TASK ITEM:
Could you copy out every line of the data where the word "children" occurs?

EXERCISE MATERIALS:
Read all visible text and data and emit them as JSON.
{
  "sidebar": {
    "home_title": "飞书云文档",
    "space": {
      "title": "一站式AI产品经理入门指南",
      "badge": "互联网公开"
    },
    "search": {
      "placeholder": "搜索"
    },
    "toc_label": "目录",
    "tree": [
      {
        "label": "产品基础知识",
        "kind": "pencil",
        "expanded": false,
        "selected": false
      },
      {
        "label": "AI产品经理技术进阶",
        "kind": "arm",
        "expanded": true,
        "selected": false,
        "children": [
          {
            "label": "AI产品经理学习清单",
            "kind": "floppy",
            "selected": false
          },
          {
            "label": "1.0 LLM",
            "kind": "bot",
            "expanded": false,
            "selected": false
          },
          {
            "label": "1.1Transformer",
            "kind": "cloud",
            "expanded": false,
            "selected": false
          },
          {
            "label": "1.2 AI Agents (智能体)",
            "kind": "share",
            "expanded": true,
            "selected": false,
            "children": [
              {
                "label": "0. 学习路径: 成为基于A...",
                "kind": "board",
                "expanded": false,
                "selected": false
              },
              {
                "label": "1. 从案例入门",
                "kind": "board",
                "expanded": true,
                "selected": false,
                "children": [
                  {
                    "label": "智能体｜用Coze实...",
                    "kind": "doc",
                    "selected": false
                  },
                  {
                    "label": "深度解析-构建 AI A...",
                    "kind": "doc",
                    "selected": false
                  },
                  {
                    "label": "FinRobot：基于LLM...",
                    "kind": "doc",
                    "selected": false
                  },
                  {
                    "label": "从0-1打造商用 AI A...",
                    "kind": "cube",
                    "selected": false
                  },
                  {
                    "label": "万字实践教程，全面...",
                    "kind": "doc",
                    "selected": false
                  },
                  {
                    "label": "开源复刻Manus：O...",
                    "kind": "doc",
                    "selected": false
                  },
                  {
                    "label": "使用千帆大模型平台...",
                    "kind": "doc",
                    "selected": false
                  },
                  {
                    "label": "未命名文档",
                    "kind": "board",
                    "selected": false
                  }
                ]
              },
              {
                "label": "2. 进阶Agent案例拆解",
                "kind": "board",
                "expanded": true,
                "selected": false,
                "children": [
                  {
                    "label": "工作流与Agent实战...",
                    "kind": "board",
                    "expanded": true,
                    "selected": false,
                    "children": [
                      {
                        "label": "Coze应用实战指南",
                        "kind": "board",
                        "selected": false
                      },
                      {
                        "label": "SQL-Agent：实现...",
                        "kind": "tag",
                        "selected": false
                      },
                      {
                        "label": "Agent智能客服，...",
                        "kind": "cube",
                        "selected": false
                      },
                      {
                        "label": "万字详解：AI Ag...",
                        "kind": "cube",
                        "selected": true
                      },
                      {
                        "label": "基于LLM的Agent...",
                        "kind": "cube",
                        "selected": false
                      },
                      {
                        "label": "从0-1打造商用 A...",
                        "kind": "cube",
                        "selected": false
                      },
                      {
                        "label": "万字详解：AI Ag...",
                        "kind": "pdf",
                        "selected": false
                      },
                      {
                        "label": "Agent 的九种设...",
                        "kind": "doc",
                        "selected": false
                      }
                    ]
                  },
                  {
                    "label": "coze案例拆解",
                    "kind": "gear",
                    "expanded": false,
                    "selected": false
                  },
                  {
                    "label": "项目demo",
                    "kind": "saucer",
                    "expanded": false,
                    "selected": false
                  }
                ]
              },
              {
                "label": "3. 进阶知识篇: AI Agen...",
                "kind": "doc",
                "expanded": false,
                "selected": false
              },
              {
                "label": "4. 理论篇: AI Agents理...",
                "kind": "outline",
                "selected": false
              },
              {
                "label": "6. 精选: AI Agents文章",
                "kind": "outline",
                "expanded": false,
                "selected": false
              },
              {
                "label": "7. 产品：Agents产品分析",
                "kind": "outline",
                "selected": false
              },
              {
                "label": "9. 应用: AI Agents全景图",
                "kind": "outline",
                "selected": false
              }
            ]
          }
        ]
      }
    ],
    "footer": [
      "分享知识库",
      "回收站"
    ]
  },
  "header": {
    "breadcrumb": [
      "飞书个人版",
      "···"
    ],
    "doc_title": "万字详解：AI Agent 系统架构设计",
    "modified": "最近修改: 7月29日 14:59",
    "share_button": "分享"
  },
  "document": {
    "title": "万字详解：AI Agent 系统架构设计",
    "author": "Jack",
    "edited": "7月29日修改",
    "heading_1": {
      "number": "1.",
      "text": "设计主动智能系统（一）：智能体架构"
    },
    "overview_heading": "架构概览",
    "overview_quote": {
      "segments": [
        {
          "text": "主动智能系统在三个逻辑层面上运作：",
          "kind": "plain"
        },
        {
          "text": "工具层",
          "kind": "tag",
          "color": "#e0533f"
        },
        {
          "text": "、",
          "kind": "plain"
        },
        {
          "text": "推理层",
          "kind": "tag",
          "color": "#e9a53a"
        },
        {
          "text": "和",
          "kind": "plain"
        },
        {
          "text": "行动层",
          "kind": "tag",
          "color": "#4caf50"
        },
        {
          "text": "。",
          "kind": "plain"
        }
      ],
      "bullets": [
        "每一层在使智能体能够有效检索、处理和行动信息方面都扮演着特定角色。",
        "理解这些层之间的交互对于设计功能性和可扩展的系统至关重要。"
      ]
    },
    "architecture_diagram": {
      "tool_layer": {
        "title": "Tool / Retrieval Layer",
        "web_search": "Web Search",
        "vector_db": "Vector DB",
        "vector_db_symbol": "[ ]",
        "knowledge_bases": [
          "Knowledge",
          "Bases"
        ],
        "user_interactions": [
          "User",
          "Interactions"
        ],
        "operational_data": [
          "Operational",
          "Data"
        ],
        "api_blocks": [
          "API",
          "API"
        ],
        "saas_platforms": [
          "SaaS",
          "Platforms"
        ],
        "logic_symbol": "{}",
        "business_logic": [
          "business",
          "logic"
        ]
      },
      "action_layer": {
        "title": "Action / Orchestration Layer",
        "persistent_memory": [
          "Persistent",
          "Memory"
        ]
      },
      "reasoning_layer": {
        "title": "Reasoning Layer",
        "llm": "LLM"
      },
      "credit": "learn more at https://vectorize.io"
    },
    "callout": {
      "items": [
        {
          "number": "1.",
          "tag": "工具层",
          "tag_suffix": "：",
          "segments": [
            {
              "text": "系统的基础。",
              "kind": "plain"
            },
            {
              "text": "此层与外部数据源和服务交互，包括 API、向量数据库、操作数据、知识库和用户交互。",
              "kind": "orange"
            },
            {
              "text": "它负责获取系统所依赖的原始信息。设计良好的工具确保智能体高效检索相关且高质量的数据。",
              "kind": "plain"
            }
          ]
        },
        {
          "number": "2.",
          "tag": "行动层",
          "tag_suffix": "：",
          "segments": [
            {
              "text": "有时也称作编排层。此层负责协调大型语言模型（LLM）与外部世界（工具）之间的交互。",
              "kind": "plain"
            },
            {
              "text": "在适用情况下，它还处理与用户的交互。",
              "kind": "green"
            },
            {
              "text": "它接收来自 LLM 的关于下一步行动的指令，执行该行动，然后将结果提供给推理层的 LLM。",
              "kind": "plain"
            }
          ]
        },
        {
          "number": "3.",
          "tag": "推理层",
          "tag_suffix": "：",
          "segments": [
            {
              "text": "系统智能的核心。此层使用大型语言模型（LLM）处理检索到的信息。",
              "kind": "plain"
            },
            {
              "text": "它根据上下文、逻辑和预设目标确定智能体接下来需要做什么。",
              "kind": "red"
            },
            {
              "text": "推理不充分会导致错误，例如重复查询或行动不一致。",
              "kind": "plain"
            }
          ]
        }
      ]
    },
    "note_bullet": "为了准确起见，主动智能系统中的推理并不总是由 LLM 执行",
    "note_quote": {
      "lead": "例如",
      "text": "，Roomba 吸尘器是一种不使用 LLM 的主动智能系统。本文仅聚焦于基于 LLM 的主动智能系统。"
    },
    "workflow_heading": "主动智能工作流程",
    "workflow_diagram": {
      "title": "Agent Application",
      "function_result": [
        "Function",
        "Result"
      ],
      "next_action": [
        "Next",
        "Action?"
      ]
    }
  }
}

OUTPUT:
        "children": [
            "children": [
                "children": [
                "children": [
                    "children": [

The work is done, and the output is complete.